    8. Read Revelation 12:4. What results from Satan’s rivalry with God? (That a third of the angels supported Satan in his challenge to God.)
      1. How could that happen? (We know in that in Eden Adam and Eve had free choice. This shows that in heaven, the angels had free choice.)
    9. Assume that we have looked at all of the pertinent facts in the Bible about the origin of sin. What do you conclude is the “defect” in the perfect creation that allowed sin to enter? (Pride is the motivating problem coupled with free choice. Satan chose to challenge God’s sovereignty. Angels chose to reject God. We saw that same thing with Adam and Eve in Eden.)
      1. Is free choice a defect? Would you want to live among people who had no choice about whether they wanted to be your friend?
    10. Read 1 John 4:7. Answer a more fundamental question, does true love require free choice? Would you truly feel loved if your spouse and your children had no choice in the matter?
  1. God’s View
    1. We have considered the “defect” question. Love requires free choice and free choice coupled with illogical pride opens the door to sin. Do you have mixed feelings about the need for full free choice?

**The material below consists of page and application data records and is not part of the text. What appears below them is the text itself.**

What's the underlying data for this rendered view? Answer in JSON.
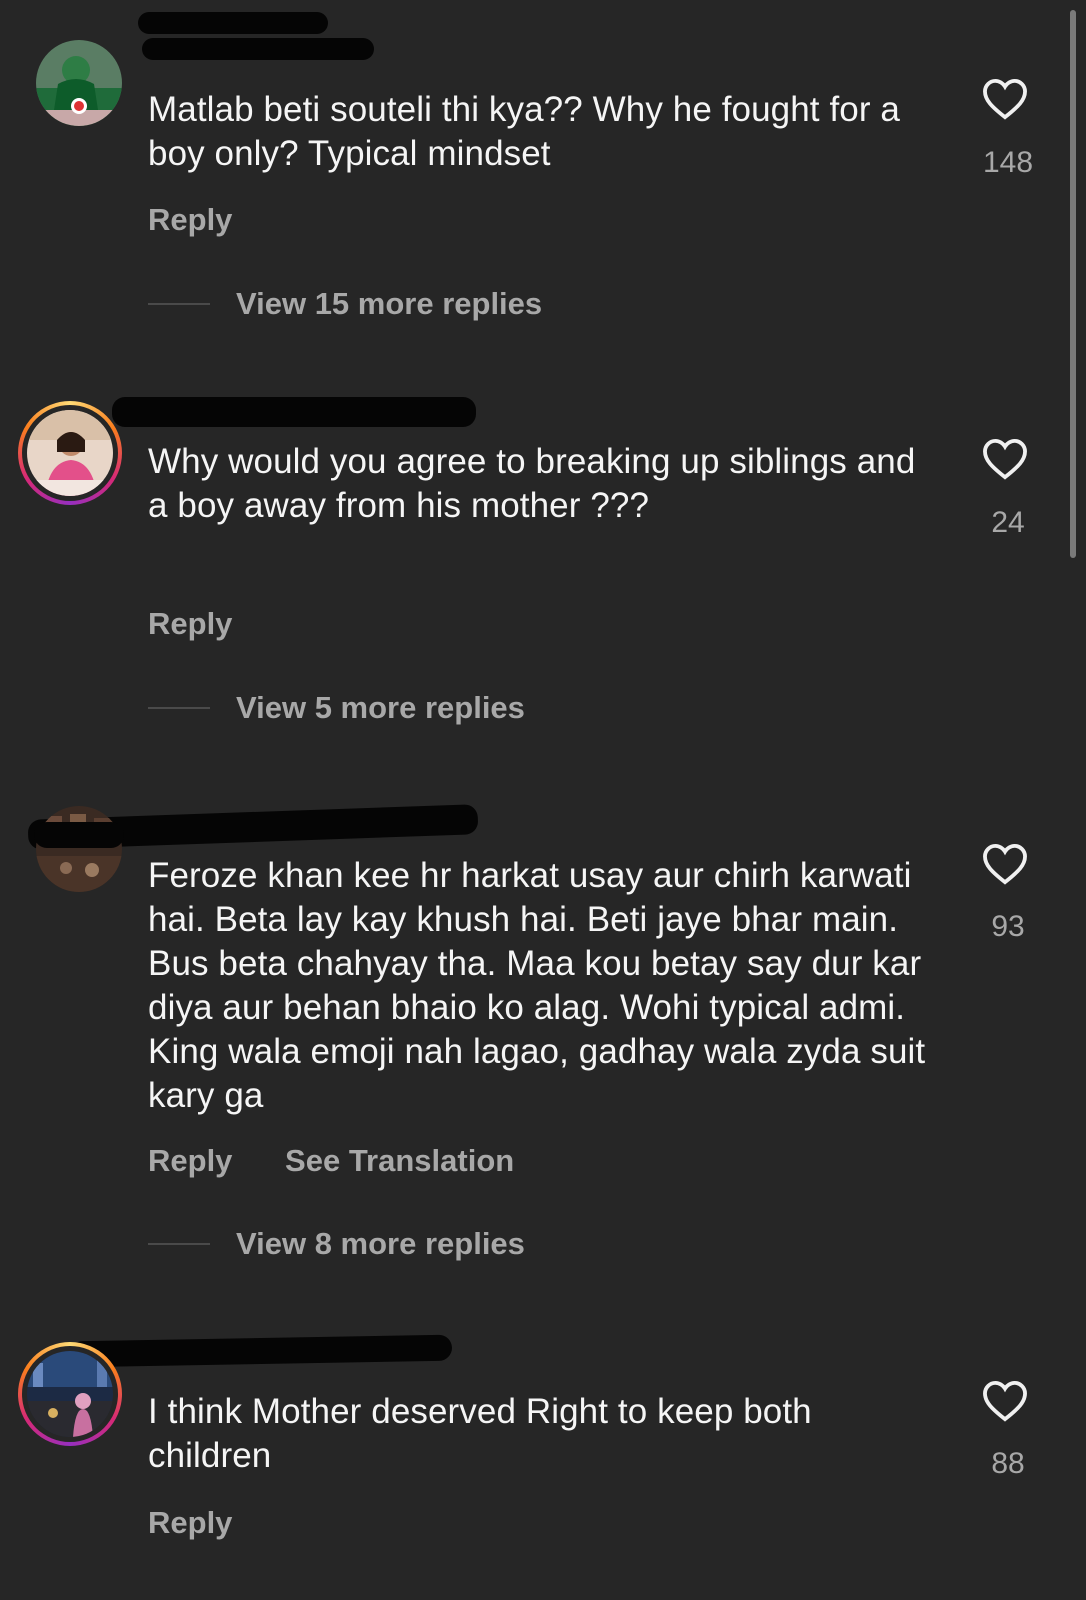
{
  "comments": [
    {
      "text": "Matlab beti souteli thi kya?? Why he fought for a boy only? Typical mindset",
      "likes": "148",
      "actions": [
        "Reply"
      ],
      "more_replies": "View 15 more replies"
    },
    {
      "text": "Why would you agree to breaking up siblings and a boy away from his mother ???",
      "likes": "24",
      "actions": [
        "Reply"
      ],
      "more_replies": "View 5 more replies"
    },
    {
      "text": "Feroze khan kee hr harkat usay aur chirh karwati hai. Beta lay kay khush hai. Beti jaye bhar main. Bus beta chahyay tha. Maa kou betay say dur kar diya aur behan bhaio ko alag. Wohi typical admi. King wala emoji nah lagao, gadhay wala zyda suit kary ga",
      "likes": "93",
      "actions": [
        "Reply",
        "See Translation"
      ],
      "more_replies": "View 8 more replies"
    },
    {
      "text": "I think Mother deserved Right to keep both children",
      "likes": "88",
      "actions": [
        "Reply"
      ],
      "more_replies": ""
    }
  ],
  "colors": {
    "background": "#262626",
    "text": "#f5f5f5",
    "secondary": "#a8a8a8",
    "redaction": "#050505"
  },
  "icons": {
    "like": "heart-outline-icon"
  }
}
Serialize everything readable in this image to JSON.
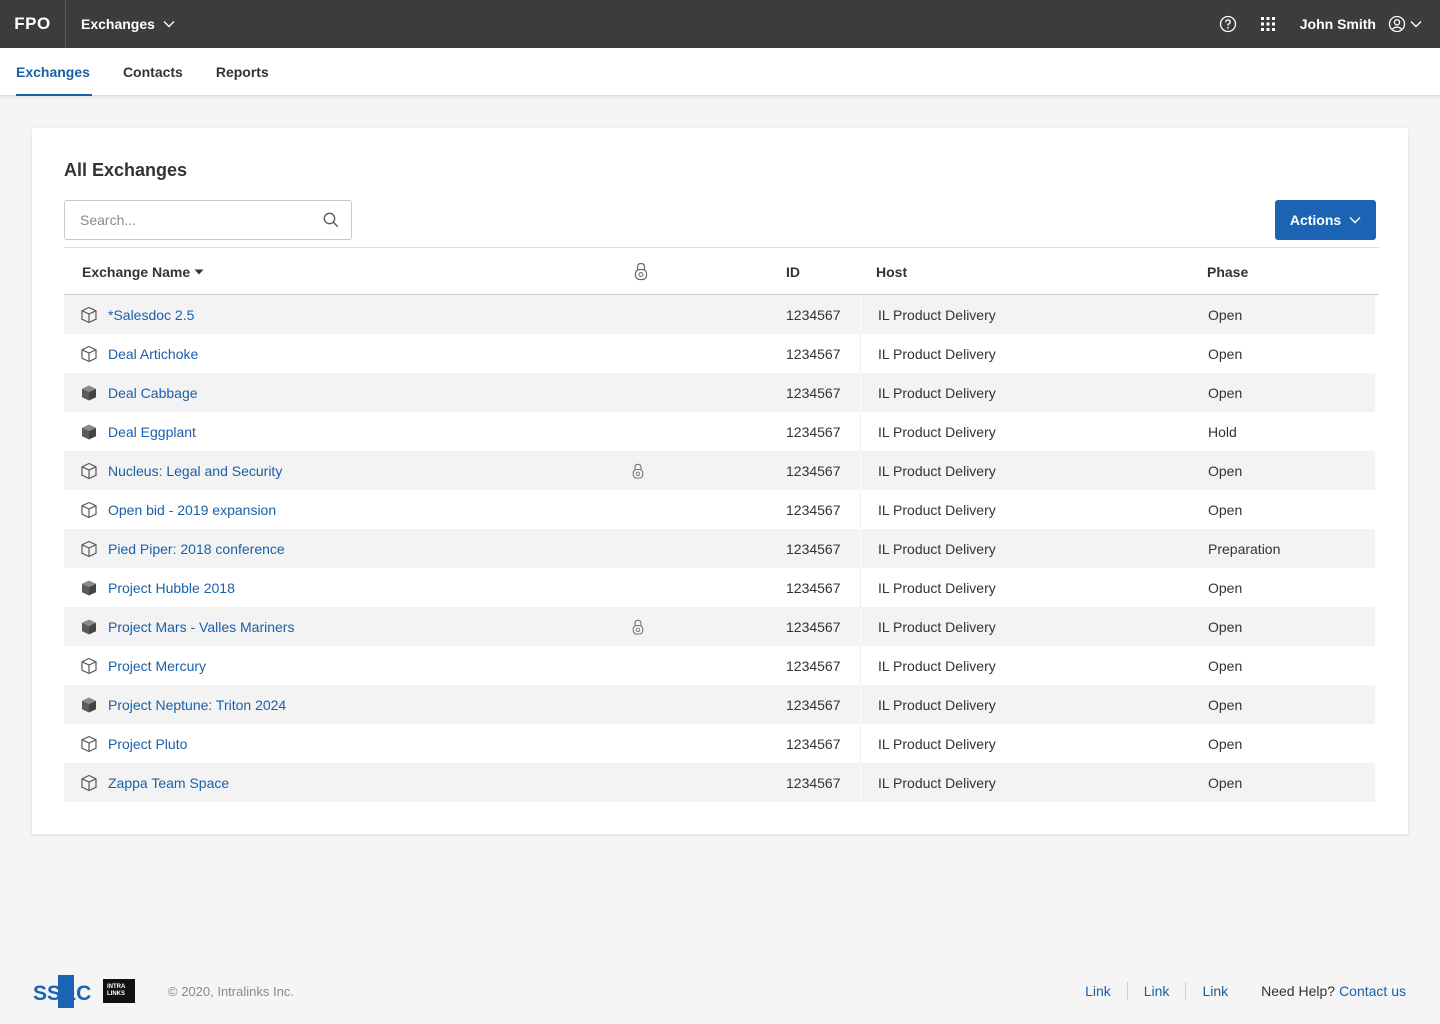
{
  "header": {
    "logo": "FPO",
    "app_switcher": "Exchanges",
    "user_name": "John Smith"
  },
  "tabs": [
    {
      "label": "Exchanges",
      "active": true
    },
    {
      "label": "Contacts",
      "active": false
    },
    {
      "label": "Reports",
      "active": false
    }
  ],
  "main": {
    "title": "All Exchanges",
    "search": {
      "placeholder": "Search...",
      "value": ""
    },
    "actions_label": "Actions",
    "columns": {
      "name": "Exchange Name",
      "id": "ID",
      "host": "Host",
      "phase": "Phase"
    },
    "rows": [
      {
        "name": "*Salesdoc 2.5",
        "id": "1234567",
        "host": "IL Product Delivery",
        "phase": "Open",
        "icon": "outline",
        "locked": false
      },
      {
        "name": "Deal Artichoke",
        "id": "1234567",
        "host": "IL Product Delivery",
        "phase": "Open",
        "icon": "outline",
        "locked": false
      },
      {
        "name": "Deal Cabbage",
        "id": "1234567",
        "host": "IL Product Delivery",
        "phase": "Open",
        "icon": "filled",
        "locked": false
      },
      {
        "name": "Deal Eggplant",
        "id": "1234567",
        "host": "IL Product Delivery",
        "phase": "Hold",
        "icon": "filled",
        "locked": false
      },
      {
        "name": "Nucleus: Legal and Security",
        "id": "1234567",
        "host": "IL Product Delivery",
        "phase": "Open",
        "icon": "outline",
        "locked": true
      },
      {
        "name": "Open bid - 2019 expansion",
        "id": "1234567",
        "host": "IL Product Delivery",
        "phase": "Open",
        "icon": "outline",
        "locked": false
      },
      {
        "name": "Pied Piper: 2018 conference",
        "id": "1234567",
        "host": "IL Product Delivery",
        "phase": "Preparation",
        "icon": "outline",
        "locked": false
      },
      {
        "name": "Project Hubble 2018",
        "id": "1234567",
        "host": "IL Product Delivery",
        "phase": "Open",
        "icon": "filled",
        "locked": false
      },
      {
        "name": "Project Mars - Valles Mariners",
        "id": "1234567",
        "host": "IL Product Delivery",
        "phase": "Open",
        "icon": "filled",
        "locked": true
      },
      {
        "name": "Project Mercury",
        "id": "1234567",
        "host": "IL Product Delivery",
        "phase": "Open",
        "icon": "outline",
        "locked": false
      },
      {
        "name": "Project Neptune: Triton 2024",
        "id": "1234567",
        "host": "IL Product Delivery",
        "phase": "Open",
        "icon": "filled",
        "locked": false
      },
      {
        "name": "Project Pluto",
        "id": "1234567",
        "host": "IL Product Delivery",
        "phase": "Open",
        "icon": "outline",
        "locked": false
      },
      {
        "name": "Zappa Team Space",
        "id": "1234567",
        "host": "IL Product Delivery",
        "phase": "Open",
        "icon": "outline",
        "locked": false
      }
    ]
  },
  "footer": {
    "brand": "SS&C",
    "partner_line1": "INTRA",
    "partner_line2": "LINKS",
    "copyright": "© 2020, Intralinks Inc.",
    "links": [
      "Link",
      "Link",
      "Link"
    ],
    "help_text": "Need Help?",
    "contact_label": "Contact us"
  },
  "colors": {
    "topbar": "#3c3c3c",
    "accent": "#1a5fa8",
    "button": "#1b63b3",
    "row_stripe": "#f3f3f3"
  }
}
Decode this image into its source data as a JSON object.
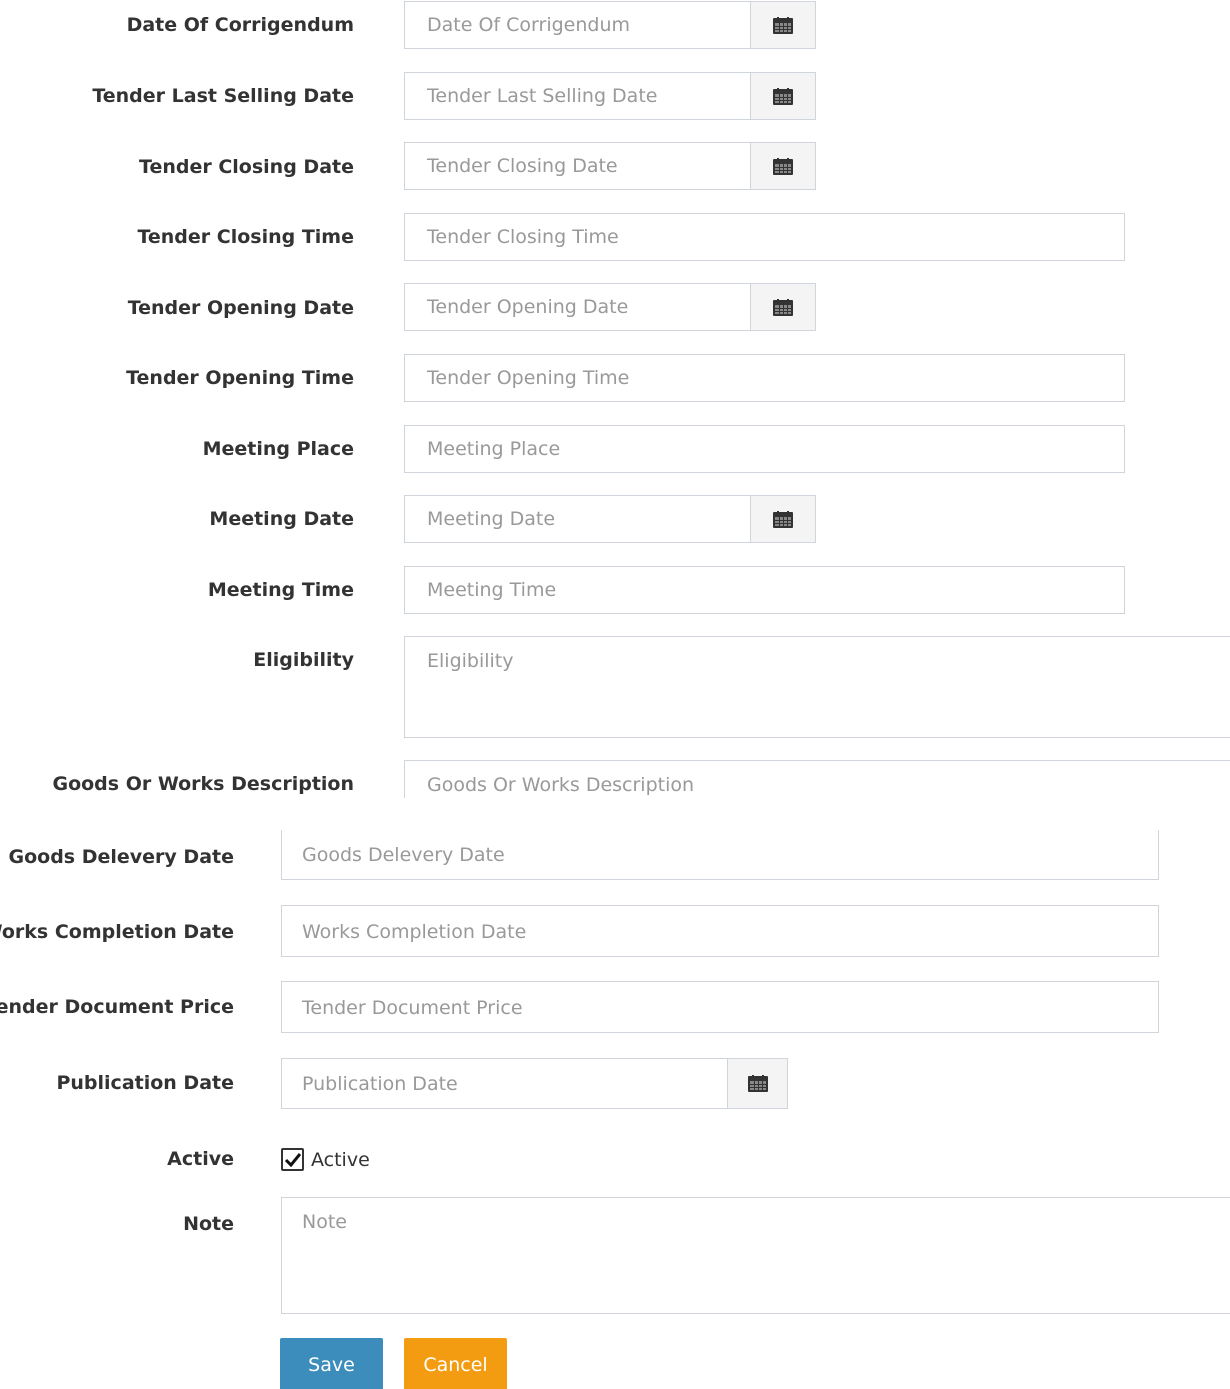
{
  "form": {
    "date_of_corrigendum": {
      "label": "Date Of Corrigendum",
      "placeholder": "Date Of Corrigendum"
    },
    "tender_last_selling_date": {
      "label": "Tender Last Selling Date",
      "placeholder": "Tender Last Selling Date"
    },
    "tender_closing_date": {
      "label": "Tender Closing Date",
      "placeholder": "Tender Closing Date"
    },
    "tender_closing_time": {
      "label": "Tender Closing Time",
      "placeholder": "Tender Closing Time"
    },
    "tender_opening_date": {
      "label": "Tender Opening Date",
      "placeholder": "Tender Opening Date"
    },
    "tender_opening_time": {
      "label": "Tender Opening Time",
      "placeholder": "Tender Opening Time"
    },
    "meeting_place": {
      "label": "Meeting Place",
      "placeholder": "Meeting Place"
    },
    "meeting_date": {
      "label": "Meeting Date",
      "placeholder": "Meeting Date"
    },
    "meeting_time": {
      "label": "Meeting Time",
      "placeholder": "Meeting Time"
    },
    "eligibility": {
      "label": "Eligibility",
      "placeholder": "Eligibility"
    },
    "goods_or_works_description": {
      "label": "Goods Or Works Description",
      "placeholder": "Goods Or Works Description"
    },
    "goods_delevery_date": {
      "label": "Goods Delevery Date",
      "placeholder": "Goods Delevery Date"
    },
    "works_completion_date": {
      "label": "Works Completion Date",
      "placeholder": "Works Completion Date"
    },
    "tender_document_price": {
      "label": "Tender Document Price",
      "placeholder": "Tender Document Price"
    },
    "publication_date": {
      "label": "Publication Date",
      "placeholder": "Publication Date"
    },
    "active": {
      "label": "Active",
      "checkbox_label": "Active",
      "checked": true
    },
    "note": {
      "label": "Note",
      "placeholder": "Note"
    }
  },
  "buttons": {
    "save": "Save",
    "cancel": "Cancel"
  },
  "icons": {
    "calendar": "calendar-icon",
    "checkmark": "checkmark-icon"
  },
  "colors": {
    "save_button": "#3c8dbc",
    "cancel_button": "#f39c12",
    "label_text": "#333333",
    "placeholder_text": "#999999",
    "input_border": "#cfd5db"
  }
}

      1. There is a strong current among young people today that individuals should not have free choice - for example no one should be able to choose to express hate. No one should be able to express hate. Do you agree with this?
      2. One problem is defining “hate.” Among many young people “hate” is anything that they do not like. The Bible, for example, is a source of “hate” because it declares that certain choices are sinful and lead to death. Would any limits on free choice present love problems?
    2. Read 1 John 4:9. Put yourself in God’s place. You know that showing absolute love, which requires complete free choice, means that Your Son will suffer embarrassment, torture, and death. Would you give free choice if that was the price? (Our minds cannot grasp the mind of God, but we can look at the choices that He made and draw conclusions from them. The obvious conclusion is that if God had another way to show absolute love, He would have chosen it.)
    3. Read Matthew 26:39. Was God the Father listening to Jesus’ prayer?
      1. What is the answer to Jesus’ prayer? (There was no other way. We now are certain that God’s decision making was just as we discussed. He had no other way to show absolute love and free choice.)
      2. Think about this with regard to the important decisions that you make in your life. How crucial is giving free choice to humans when it comes to their relationship with God?
      3. How important is it in your life to separate beauty from pride?
    4. Friend, when evil comes into your life and you are tempted to blame God, think about what we have just studied. God has such absolute love for us that He was willing to die to allow us to choose to reject Him. Will you respond to God’s love by choosing Him?
  2. Next week: Death in a Sinful World.